Directions: Please work out how many lines in the records below include the word "JSON", and reply with that number only.

===== Provided material

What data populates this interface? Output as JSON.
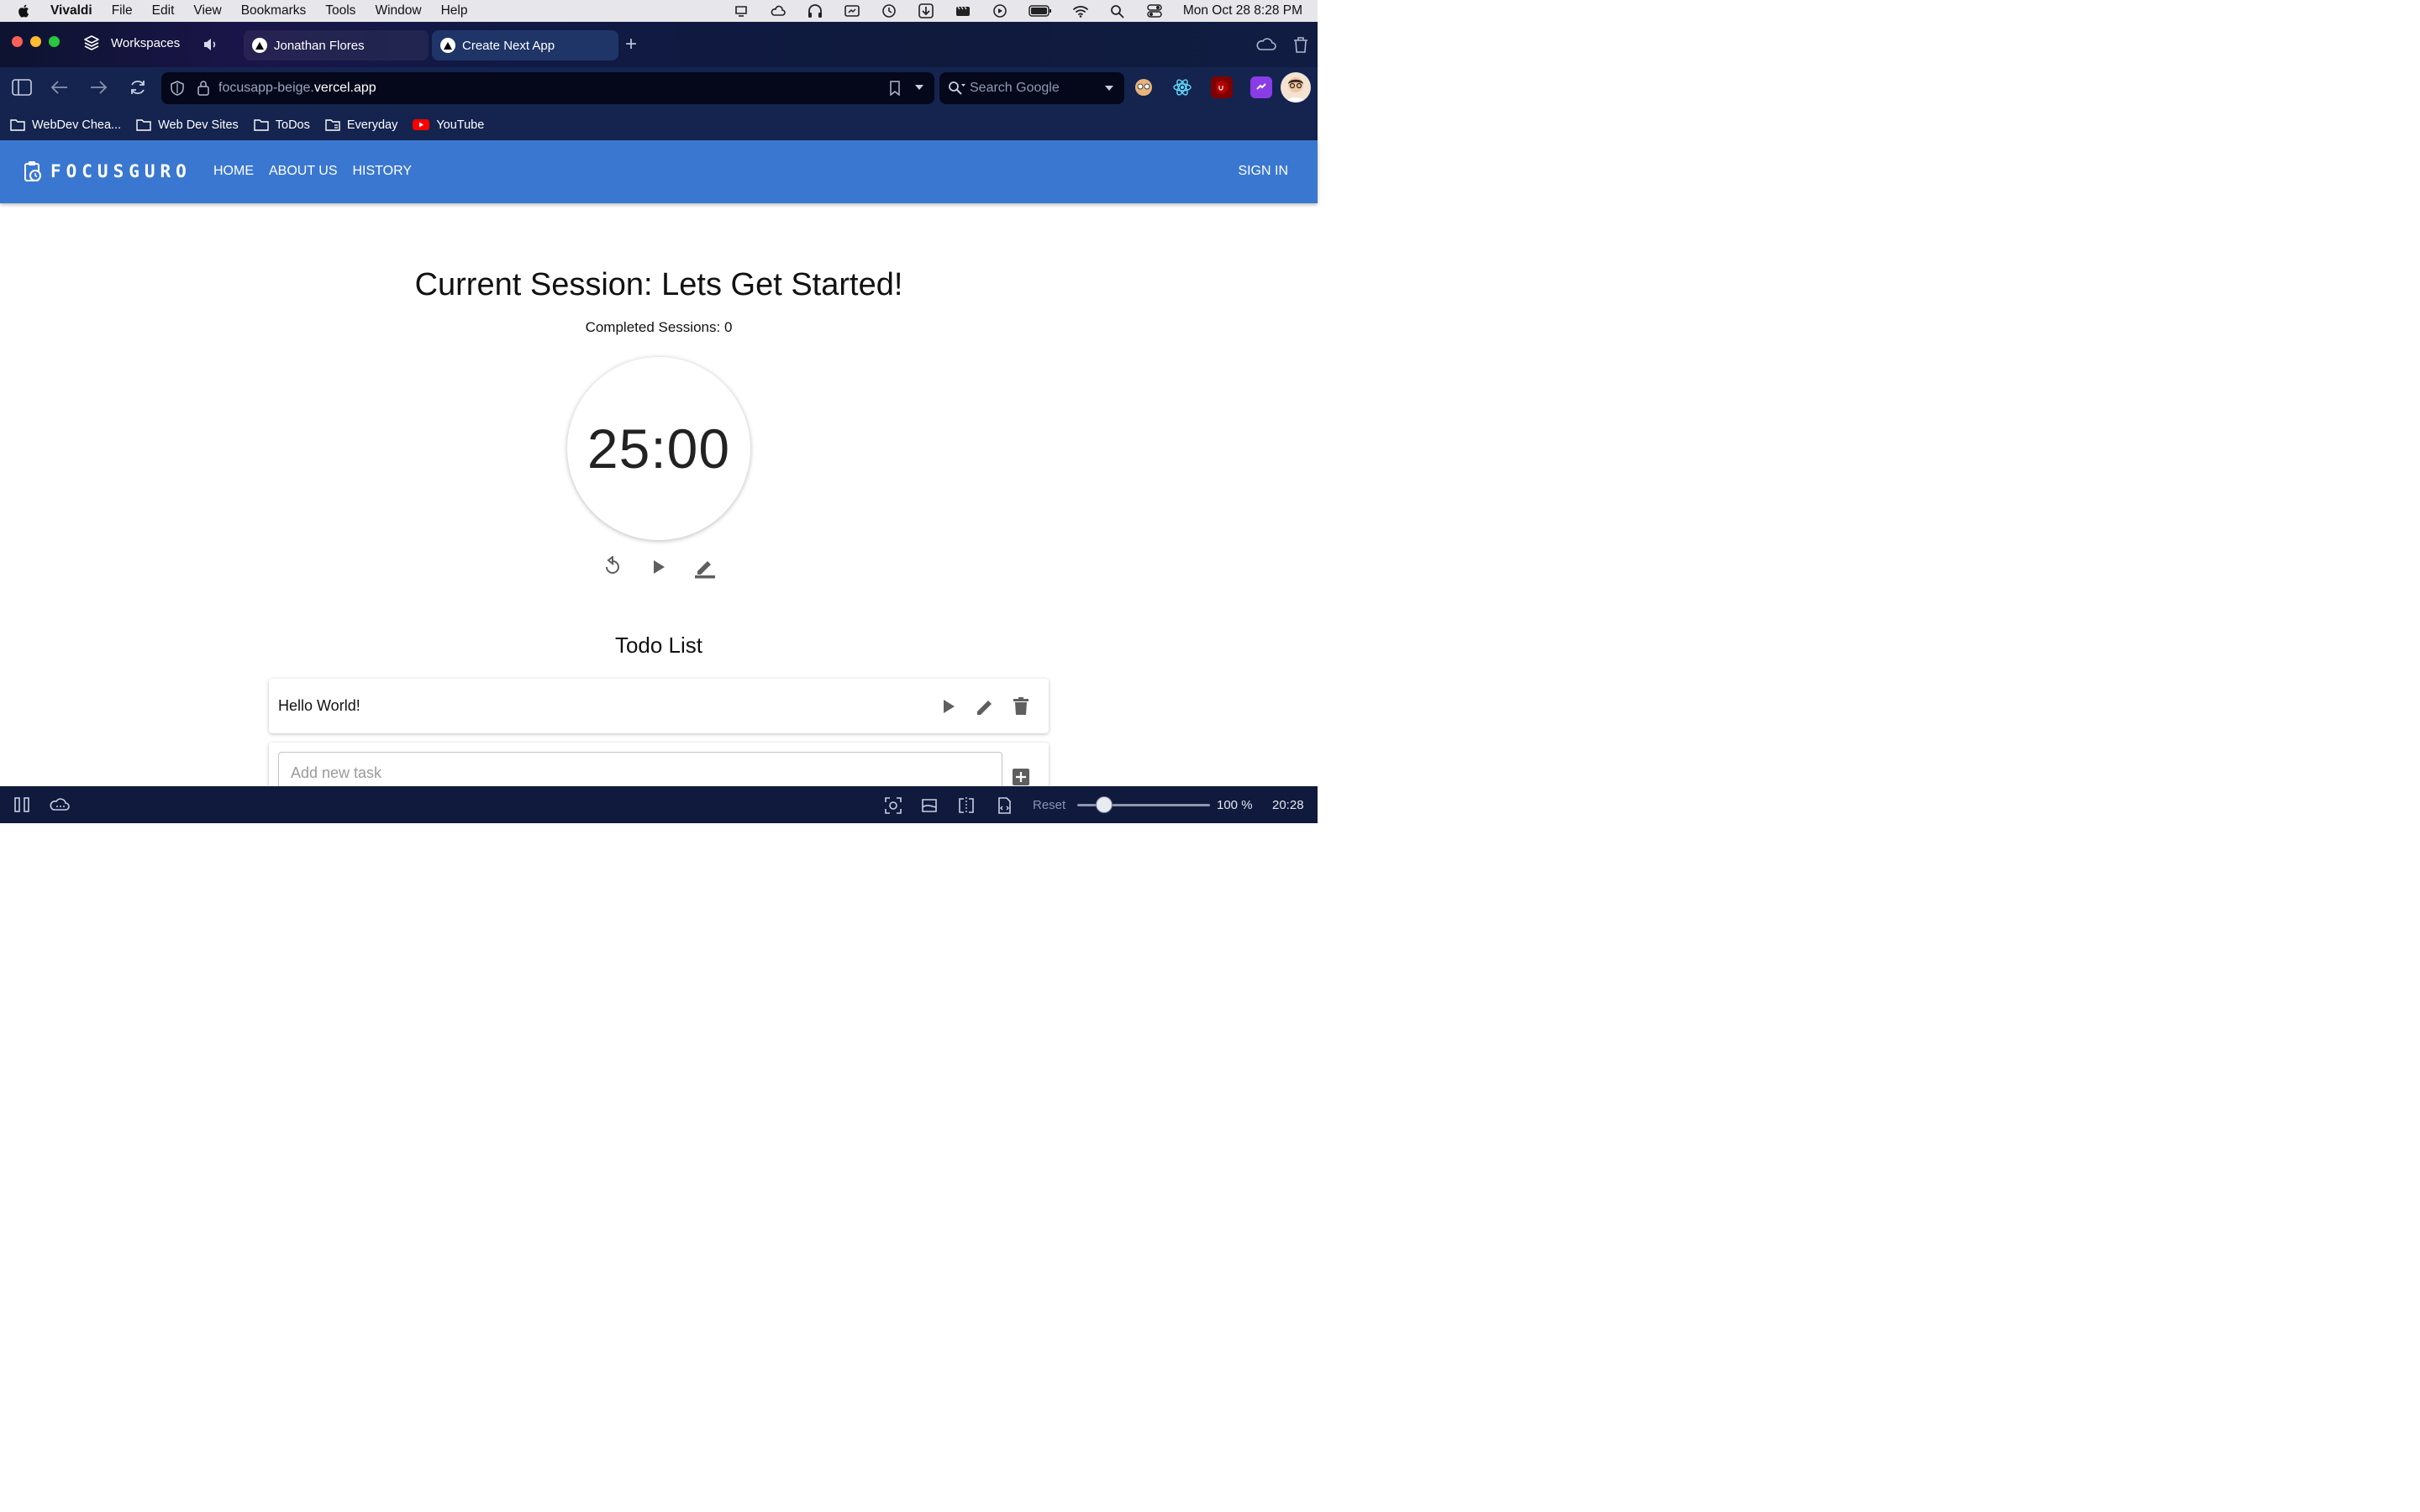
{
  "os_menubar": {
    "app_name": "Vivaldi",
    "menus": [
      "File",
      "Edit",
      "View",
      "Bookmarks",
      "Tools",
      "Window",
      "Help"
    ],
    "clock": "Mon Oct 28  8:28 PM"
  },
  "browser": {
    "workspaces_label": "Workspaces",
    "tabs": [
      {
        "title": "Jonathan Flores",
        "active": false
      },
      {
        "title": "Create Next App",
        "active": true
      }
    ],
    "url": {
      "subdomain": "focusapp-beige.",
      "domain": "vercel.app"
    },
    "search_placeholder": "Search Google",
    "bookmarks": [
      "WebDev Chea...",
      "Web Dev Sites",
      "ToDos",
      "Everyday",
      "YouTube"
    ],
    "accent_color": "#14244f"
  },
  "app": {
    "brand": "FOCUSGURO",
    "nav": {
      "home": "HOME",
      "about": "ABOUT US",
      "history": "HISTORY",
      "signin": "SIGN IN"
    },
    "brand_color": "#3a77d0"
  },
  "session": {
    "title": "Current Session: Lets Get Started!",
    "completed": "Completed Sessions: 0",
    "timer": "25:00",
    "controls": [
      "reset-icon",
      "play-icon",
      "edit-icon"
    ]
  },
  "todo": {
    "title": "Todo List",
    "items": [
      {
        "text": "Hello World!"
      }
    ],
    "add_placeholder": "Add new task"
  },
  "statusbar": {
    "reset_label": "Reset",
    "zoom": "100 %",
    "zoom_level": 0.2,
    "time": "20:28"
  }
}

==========
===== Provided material

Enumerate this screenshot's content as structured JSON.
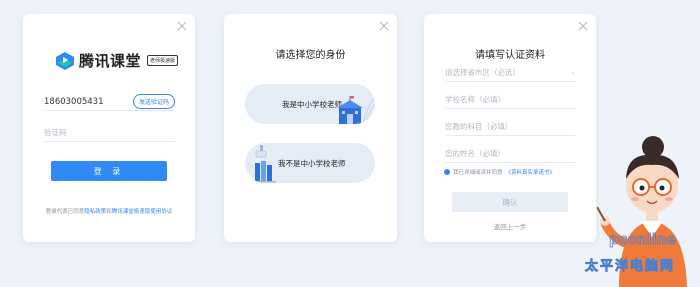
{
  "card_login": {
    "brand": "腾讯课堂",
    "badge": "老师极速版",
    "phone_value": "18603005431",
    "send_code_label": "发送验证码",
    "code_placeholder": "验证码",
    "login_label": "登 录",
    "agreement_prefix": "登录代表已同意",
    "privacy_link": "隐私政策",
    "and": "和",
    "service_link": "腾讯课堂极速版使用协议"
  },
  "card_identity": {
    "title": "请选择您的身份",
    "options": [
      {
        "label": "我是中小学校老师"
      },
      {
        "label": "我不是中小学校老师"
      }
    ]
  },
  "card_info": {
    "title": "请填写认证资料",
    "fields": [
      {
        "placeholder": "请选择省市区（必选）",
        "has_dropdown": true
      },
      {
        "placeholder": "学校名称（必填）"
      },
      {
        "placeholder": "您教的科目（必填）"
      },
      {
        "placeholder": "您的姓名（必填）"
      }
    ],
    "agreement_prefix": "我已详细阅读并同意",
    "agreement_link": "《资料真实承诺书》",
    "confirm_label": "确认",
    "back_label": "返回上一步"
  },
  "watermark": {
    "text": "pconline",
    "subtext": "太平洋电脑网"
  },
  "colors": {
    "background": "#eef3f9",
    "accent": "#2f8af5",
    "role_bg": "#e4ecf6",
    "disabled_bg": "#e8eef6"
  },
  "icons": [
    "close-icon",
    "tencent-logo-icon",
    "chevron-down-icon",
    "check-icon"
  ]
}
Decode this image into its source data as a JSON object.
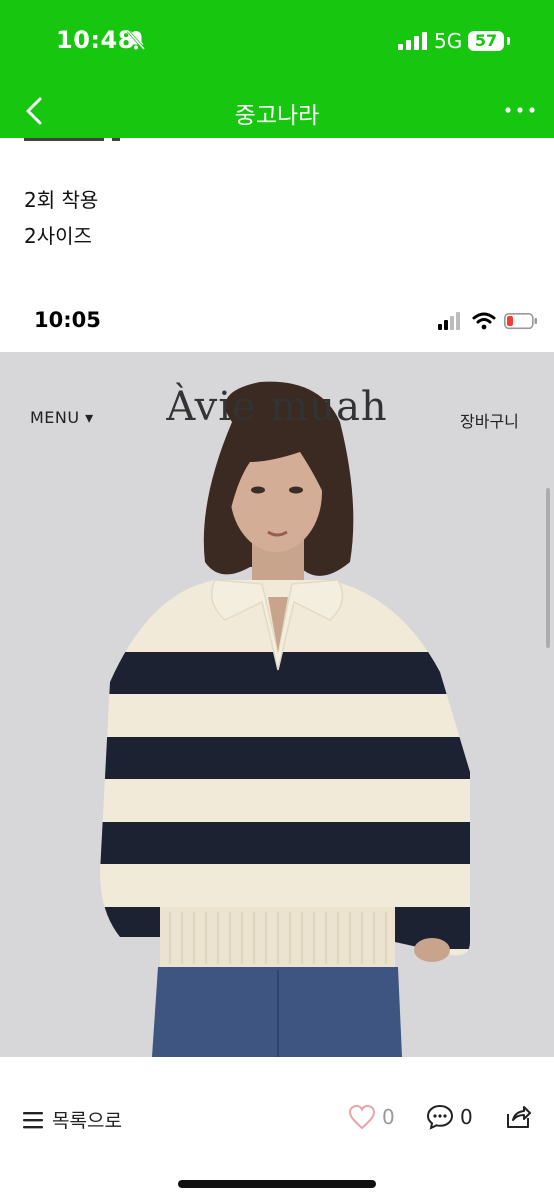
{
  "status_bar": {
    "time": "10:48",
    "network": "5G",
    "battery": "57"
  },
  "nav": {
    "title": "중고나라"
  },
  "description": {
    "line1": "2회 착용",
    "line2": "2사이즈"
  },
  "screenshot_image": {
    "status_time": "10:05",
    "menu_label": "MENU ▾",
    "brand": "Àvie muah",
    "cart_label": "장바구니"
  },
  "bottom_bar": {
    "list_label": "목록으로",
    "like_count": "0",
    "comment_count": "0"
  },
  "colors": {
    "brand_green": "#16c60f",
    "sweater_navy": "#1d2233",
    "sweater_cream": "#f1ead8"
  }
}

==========

Answer to this task: 3